*Assignment*. Where a line of the material contains the string "apology", copy that line.

*Material shown*.
================================
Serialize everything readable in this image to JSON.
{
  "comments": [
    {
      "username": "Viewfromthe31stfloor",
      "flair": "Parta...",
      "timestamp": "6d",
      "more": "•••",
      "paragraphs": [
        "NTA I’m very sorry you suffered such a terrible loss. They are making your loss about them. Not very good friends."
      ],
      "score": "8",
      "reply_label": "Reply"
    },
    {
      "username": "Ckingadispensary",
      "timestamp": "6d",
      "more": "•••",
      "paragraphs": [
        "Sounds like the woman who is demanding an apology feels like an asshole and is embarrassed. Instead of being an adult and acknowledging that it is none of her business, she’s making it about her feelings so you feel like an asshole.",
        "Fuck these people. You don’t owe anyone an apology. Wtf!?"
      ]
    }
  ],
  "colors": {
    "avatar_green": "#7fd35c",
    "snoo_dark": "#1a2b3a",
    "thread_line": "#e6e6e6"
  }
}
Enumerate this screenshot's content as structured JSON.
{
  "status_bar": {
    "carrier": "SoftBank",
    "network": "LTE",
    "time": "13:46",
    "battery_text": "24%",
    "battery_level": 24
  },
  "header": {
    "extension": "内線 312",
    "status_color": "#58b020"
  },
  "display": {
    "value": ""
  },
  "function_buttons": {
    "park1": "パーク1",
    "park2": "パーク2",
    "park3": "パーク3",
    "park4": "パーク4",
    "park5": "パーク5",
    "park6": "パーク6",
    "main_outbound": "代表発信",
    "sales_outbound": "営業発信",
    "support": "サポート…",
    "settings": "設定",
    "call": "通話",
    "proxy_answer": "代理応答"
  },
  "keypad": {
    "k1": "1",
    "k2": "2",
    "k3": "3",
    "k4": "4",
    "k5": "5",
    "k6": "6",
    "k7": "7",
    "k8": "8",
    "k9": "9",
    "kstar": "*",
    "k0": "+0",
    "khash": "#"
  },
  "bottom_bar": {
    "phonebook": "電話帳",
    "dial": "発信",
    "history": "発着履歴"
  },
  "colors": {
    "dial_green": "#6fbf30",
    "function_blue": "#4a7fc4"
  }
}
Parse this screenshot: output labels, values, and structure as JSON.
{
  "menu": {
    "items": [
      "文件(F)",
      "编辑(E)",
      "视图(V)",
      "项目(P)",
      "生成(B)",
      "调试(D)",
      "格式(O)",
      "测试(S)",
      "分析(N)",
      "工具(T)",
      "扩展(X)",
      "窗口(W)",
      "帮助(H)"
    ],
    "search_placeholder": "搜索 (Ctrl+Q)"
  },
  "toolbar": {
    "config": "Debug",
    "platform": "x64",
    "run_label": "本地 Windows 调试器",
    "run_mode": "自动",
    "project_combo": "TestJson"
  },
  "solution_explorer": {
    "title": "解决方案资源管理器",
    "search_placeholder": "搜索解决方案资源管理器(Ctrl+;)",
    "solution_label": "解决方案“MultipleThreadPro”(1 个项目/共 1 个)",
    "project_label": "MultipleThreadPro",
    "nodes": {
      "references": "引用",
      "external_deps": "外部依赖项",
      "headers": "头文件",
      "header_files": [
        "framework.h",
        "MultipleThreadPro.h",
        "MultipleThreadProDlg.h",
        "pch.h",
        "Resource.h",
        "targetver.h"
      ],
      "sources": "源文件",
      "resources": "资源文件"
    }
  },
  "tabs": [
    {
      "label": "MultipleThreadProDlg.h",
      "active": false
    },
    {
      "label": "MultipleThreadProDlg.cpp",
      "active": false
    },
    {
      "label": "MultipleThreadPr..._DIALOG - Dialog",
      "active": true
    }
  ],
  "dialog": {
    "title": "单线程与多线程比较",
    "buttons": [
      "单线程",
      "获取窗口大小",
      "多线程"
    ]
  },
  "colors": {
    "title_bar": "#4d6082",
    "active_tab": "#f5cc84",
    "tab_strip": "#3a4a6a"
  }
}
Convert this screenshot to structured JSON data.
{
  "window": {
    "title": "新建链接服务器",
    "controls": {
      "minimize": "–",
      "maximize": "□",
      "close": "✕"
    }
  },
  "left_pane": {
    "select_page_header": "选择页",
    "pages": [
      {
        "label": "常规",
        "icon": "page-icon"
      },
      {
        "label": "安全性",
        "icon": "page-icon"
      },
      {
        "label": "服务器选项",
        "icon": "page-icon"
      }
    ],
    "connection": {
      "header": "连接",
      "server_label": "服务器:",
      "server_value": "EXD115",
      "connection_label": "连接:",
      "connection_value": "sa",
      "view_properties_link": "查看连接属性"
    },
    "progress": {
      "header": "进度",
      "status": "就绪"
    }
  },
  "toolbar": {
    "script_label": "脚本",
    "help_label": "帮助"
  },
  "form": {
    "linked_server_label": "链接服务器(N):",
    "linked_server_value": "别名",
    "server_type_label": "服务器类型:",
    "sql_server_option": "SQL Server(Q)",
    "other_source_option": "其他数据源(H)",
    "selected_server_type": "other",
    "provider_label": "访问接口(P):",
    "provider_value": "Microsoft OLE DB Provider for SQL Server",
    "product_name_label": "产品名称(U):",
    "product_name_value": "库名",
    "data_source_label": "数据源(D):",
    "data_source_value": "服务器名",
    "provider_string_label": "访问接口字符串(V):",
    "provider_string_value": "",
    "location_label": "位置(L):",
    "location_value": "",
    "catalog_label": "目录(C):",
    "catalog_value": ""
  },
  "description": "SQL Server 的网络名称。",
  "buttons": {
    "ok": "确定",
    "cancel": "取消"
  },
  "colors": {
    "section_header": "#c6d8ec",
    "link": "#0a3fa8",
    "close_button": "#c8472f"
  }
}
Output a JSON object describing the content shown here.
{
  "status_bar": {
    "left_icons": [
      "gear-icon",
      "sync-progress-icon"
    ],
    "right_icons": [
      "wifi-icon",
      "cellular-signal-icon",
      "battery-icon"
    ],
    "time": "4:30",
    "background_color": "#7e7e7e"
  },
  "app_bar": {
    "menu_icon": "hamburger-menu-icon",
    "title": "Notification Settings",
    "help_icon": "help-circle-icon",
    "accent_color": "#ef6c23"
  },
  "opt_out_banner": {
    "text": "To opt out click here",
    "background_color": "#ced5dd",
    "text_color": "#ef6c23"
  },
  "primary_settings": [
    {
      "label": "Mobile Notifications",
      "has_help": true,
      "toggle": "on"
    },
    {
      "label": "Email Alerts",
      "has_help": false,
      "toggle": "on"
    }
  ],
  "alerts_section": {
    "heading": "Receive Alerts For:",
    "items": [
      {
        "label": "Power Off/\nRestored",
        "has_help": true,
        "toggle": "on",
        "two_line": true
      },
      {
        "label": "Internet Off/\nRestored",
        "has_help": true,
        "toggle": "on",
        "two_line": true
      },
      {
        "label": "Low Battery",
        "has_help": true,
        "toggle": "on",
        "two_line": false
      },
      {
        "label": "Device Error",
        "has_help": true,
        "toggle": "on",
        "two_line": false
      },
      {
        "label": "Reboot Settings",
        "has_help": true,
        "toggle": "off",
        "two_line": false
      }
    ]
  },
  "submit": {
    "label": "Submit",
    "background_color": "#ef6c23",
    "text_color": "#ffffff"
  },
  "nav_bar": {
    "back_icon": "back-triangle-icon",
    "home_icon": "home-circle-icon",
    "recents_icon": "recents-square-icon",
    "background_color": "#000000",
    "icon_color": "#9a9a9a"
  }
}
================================
*Final answer*.
        "Sounds like the woman who is demanding an apology feels like an asshole and is embarrassed. Instead of being an adult and acknowledging that it is none of her business, she’s making it about her feelings so you feel like an asshole.",
        "Fuck these people. You don’t owe anyone an apology. Wtf!?"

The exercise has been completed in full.